We are in the NOW age so when it comes to Flash games the size of your SWF file is something to be concerned about. It might be less true if players are expecting to get to a huge game (like an MMO for example) but I won’t bother with this here and just skip to the part on how to reduce the size of your Flash games.

Transparency is like Canadian bacon

Your first stop is files with transparency as those are most likely to be the most problematic files for your arteries. First you should ask yourself if you really need transparency in each file. Maybe you can merge some files together or maybe you can just put a black background and it wouldn’t matter.

For Spacewars I have a few planets (that I created myself following some helpful tutorials, just google for them) that don’t need to have transparency. The background of the game is black and I have particles on top of the background to have a motion feeling when ships are moving. Planets are taking most of the screen so I don’t need to have another layer behind them which would force me to make them transparent.

If you don’t need transparency then tweak your files as JPEG

When you don’t need transparency then there’s probably no need for PNG files. You should probably take a look at JPEG files and play with the quality setting.

Most of the time you don’t need to keep a quality of 100%. I’ve been able to drop the quality of some files as low as 40% without any real noticeable downsides. It might change the image a bit but without the original to compare you might not just notice it.
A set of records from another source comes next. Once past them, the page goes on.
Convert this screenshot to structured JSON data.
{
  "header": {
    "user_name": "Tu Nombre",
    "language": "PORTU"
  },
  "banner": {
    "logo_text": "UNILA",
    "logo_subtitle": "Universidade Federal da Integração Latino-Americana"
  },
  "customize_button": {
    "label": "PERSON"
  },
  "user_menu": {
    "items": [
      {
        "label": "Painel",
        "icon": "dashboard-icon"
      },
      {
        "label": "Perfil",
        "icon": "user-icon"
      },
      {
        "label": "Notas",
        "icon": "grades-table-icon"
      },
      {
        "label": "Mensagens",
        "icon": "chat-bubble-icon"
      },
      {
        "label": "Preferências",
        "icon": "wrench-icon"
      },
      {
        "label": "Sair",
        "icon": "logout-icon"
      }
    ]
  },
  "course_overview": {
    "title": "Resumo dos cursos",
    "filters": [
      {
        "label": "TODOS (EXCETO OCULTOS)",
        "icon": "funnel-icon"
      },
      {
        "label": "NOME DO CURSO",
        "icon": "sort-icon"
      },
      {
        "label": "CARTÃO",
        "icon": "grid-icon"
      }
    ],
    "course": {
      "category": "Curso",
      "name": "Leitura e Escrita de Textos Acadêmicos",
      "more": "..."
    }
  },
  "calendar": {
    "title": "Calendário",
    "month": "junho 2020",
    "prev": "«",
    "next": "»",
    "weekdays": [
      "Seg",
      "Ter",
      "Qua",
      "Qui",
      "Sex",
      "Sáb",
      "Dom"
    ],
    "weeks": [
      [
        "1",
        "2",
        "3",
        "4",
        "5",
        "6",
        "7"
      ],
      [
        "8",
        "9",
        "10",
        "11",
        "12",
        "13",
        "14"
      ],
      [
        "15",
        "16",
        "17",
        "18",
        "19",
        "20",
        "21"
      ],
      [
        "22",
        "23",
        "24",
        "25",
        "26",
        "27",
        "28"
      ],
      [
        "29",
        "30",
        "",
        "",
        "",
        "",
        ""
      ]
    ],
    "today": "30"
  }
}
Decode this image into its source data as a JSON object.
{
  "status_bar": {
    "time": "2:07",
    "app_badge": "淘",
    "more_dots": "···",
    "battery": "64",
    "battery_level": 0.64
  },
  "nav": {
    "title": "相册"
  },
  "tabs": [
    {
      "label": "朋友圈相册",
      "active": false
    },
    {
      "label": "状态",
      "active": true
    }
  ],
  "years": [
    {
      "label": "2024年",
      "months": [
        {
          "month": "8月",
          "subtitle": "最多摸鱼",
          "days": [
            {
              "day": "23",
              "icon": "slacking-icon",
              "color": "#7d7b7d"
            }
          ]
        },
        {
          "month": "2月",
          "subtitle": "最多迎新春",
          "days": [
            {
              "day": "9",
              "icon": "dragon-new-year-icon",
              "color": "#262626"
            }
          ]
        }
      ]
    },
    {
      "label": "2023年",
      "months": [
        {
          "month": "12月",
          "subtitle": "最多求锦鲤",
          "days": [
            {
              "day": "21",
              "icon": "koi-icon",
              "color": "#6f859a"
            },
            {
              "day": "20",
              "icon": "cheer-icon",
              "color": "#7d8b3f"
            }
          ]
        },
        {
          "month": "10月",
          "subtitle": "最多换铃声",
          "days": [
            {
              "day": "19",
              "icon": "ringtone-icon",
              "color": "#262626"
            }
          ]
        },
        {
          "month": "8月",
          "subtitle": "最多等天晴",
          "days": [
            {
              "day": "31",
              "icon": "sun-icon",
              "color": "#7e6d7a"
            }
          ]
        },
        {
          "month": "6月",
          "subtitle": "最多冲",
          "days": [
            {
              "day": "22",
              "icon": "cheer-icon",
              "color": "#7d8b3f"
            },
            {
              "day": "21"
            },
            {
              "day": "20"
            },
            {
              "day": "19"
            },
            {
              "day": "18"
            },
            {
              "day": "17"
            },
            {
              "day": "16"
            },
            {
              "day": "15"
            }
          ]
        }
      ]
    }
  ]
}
In the previous example the left version is the original PNG at 207 KB and on the right the JPEG version at 30 KB. You can probably see some difference if you’re picky but if you don’t see the PNG version then you just wouldn’t know. By reducing the quality setting of JPEG files you can drop significantly the size of your files. Just going from 100% to 80% will already make a big difference in the size of the file with almost no difference. So experiment with this setting.

Use PNG-8 instead of PNG-24

If you really need transparency then maybe you can save your files as PNG-8 and still keep them nicely looking. This might however request some tricks in Flash to make everything nice.

Here you can see the difference. On the left you have a PNG-24 file at 60 KB and on the right you have a PNG-8 version with the matte setting set to black at 20 KB.

Now clearly the ship on the right doesn’t look as good as the ship on the left. However once you see the ship in the game you don’t really notice anything. Since the background of the game is mostly black (with planets or nebula) the matte is not much of a problem. To help have clean borders I also add a black glow filter in AS3 when I load the ship. You do end up with a black border but here it happens that this border works nicely.

As it is right now I have kept all my ships as PNG-24 files as they are not the biggest files and will only consider converting them if I need to reduce the size of the SWF file once I add music.

Tweak your music!

I’d recommend downloading Audacity (free) and then learning how to use it. It’s fairly simple so I won’t go through how to use this software here.

By bringing your music to 20,050 HZ and changing the Bit Rate (you probably don’t need it to be 256 for a Flash game) you will be able to considerably reduce the size of your music files with barely noticeable loss of quality.

Music files are most likely to be the biggest files you’ll add to your project so it’s worth taking some time to optimize their size and do some reading about Audacity.

Use a particle emitter instead of huge transparent sprites

Fairly simple though it might mean you won’t have the exact effect you were looking for. For example I thought I’d be using TimelineFX to create the special effects for Spacewars. It would have created however huge files even though it would have been beautiful. So I switch to using an AS3 particle emitter instead. Maybe not as nice but if people don’t play my game because they don’t want to wait to download 20 MB of special effects then it won’t do any good.

Store data away

If you really have a lot of data then using a service like Playtomic or Player.IO might something you’d like to consider. It’s probably the last thing you’ll check when trying to reduce the size of your SWF file as code is far from being the most problematic thing you’ll face but it’s still good to know about it.

Experience with Spacewars

Using those techniques I’ve been able to get the SWF file of Spacewars from nearly 12 MB to about 6 MB so taking some time to tweak your files is very well worth it. I still haven’t added music and I still need to add some ships but I feel like I won’t have any trouble to keep the size of the final SWF file under 10 MB. I will probably revisit some files I tweaked to make sure the game load as fast as possible.

Of course since Spacewars do have quite a bit in it I won’t be able to get a 2 MB file but there’s a limit to optimization if you don’t want your game look like crap in the end.